§ **YOUR INSTRUCTIONS**
Scan the entries below for "account" and copy each line that holds it.

[Entries from a dataset of interfaces]
# # #

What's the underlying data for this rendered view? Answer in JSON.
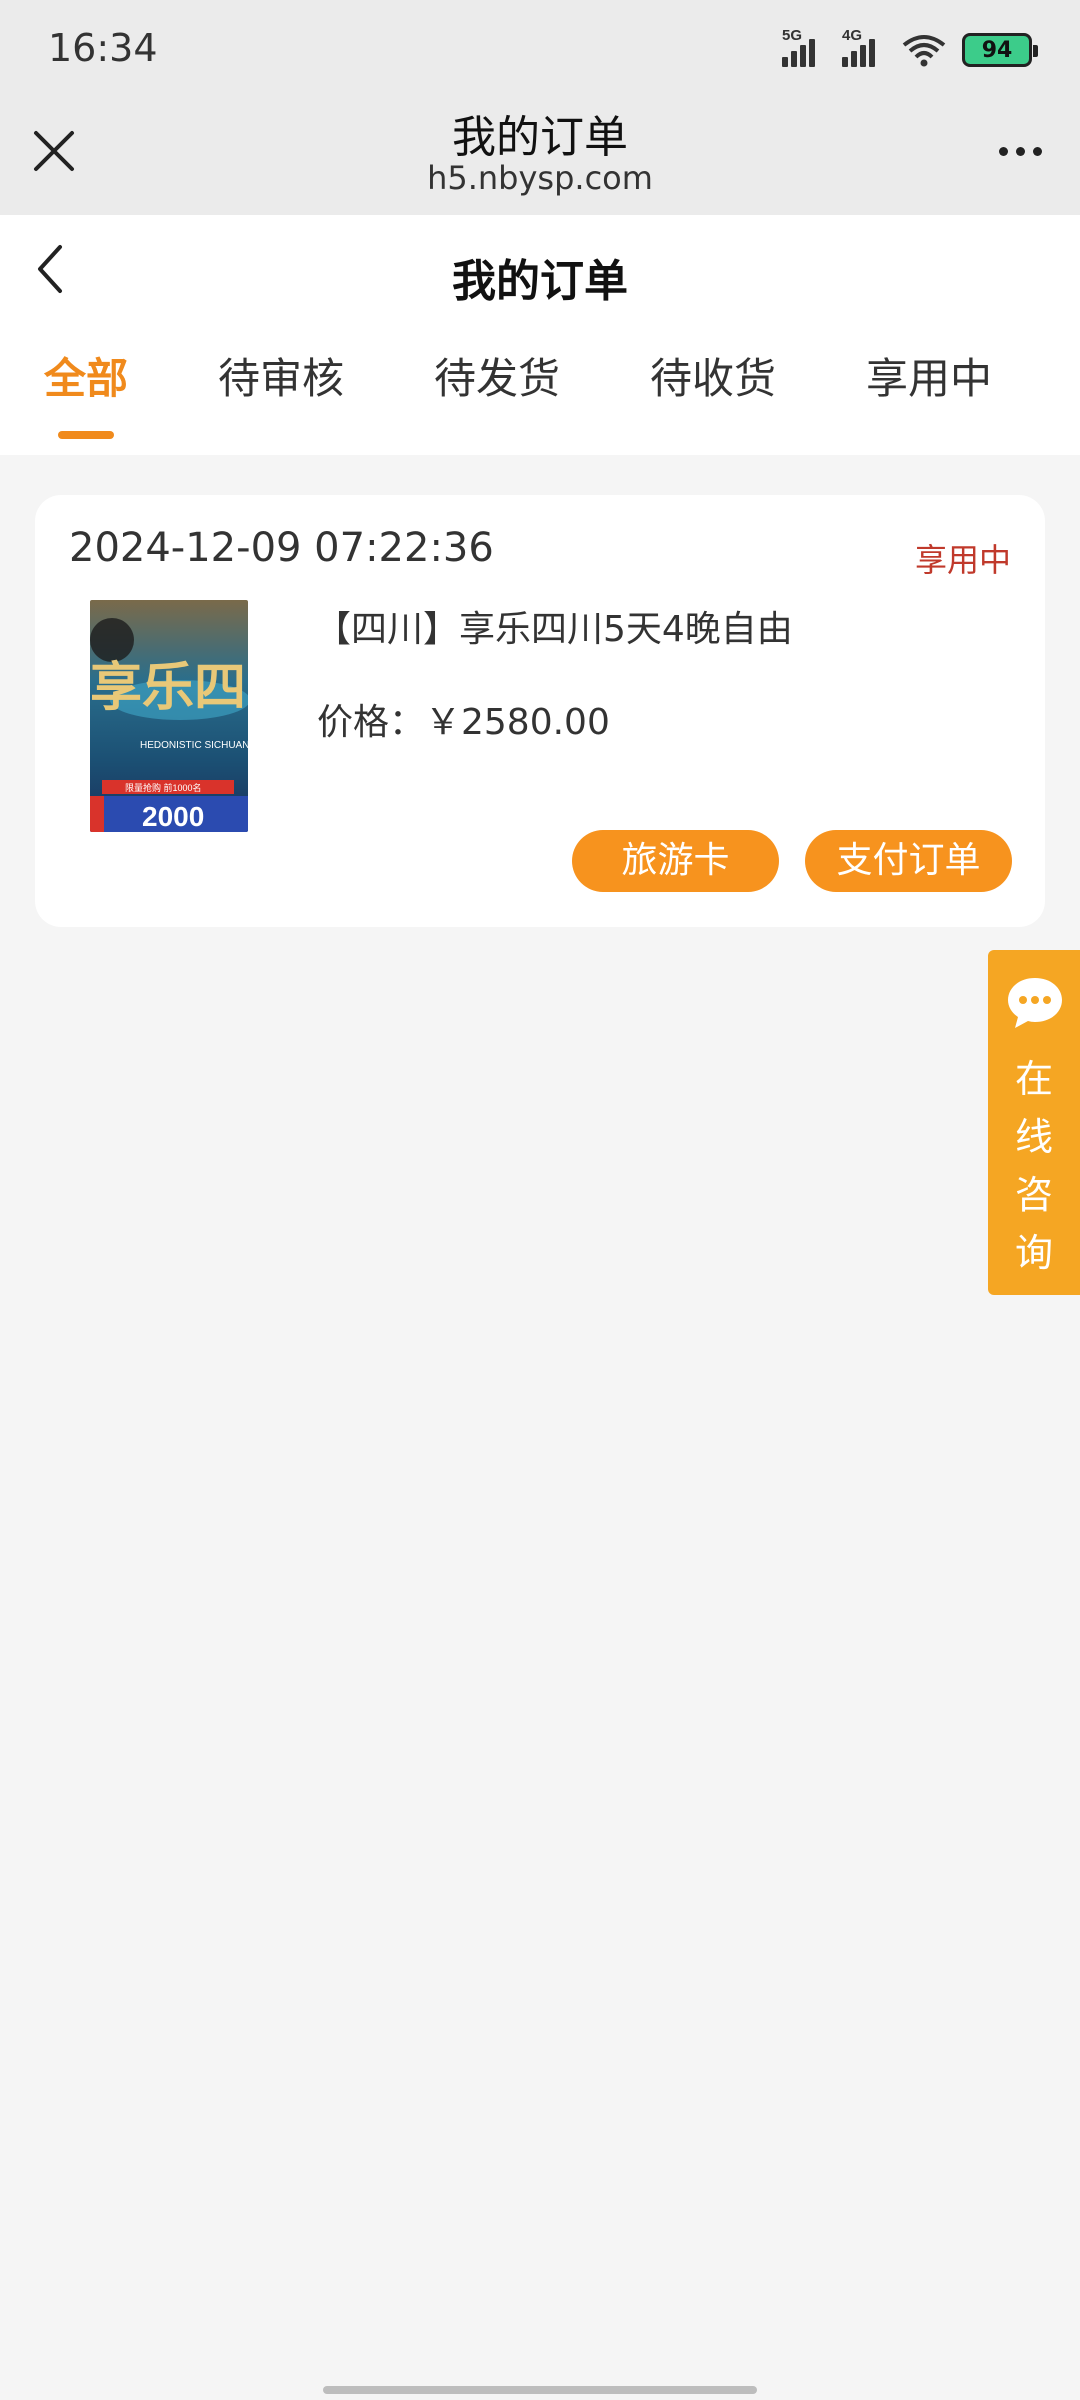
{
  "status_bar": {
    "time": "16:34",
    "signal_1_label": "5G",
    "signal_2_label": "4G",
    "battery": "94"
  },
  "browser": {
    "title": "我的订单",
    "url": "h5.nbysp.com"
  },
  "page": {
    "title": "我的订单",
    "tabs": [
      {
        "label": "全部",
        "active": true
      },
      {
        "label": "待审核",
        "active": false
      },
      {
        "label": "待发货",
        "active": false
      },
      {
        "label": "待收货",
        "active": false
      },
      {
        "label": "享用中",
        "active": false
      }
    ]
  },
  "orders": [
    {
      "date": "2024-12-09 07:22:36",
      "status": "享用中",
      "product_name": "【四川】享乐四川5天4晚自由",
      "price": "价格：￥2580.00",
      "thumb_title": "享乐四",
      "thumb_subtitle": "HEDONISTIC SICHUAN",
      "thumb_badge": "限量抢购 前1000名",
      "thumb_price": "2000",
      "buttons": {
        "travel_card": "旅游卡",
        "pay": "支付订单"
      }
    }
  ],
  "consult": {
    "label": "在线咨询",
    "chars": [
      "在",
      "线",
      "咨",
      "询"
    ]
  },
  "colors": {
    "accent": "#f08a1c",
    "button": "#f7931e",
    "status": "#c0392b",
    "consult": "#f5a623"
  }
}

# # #

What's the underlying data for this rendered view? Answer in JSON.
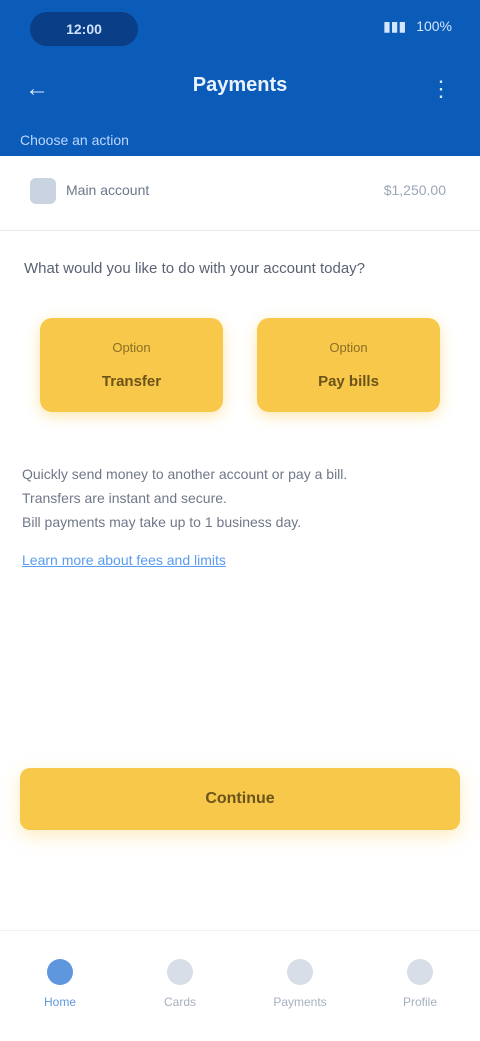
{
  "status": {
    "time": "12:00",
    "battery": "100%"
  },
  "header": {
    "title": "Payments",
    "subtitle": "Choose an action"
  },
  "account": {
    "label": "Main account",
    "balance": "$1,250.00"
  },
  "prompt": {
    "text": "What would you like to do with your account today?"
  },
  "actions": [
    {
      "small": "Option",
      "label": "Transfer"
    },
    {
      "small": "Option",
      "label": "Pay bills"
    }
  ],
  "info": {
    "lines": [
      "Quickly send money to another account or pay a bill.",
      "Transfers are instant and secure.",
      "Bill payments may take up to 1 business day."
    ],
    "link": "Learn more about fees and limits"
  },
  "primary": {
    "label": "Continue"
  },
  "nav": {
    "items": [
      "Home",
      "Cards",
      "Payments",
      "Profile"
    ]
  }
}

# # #

§ **RESPONSE AREA**
  "account": {
    "label": "Main account",
    "text": "What would you like to do with your account today?"
      "Quickly send money to another account or pay a bill.",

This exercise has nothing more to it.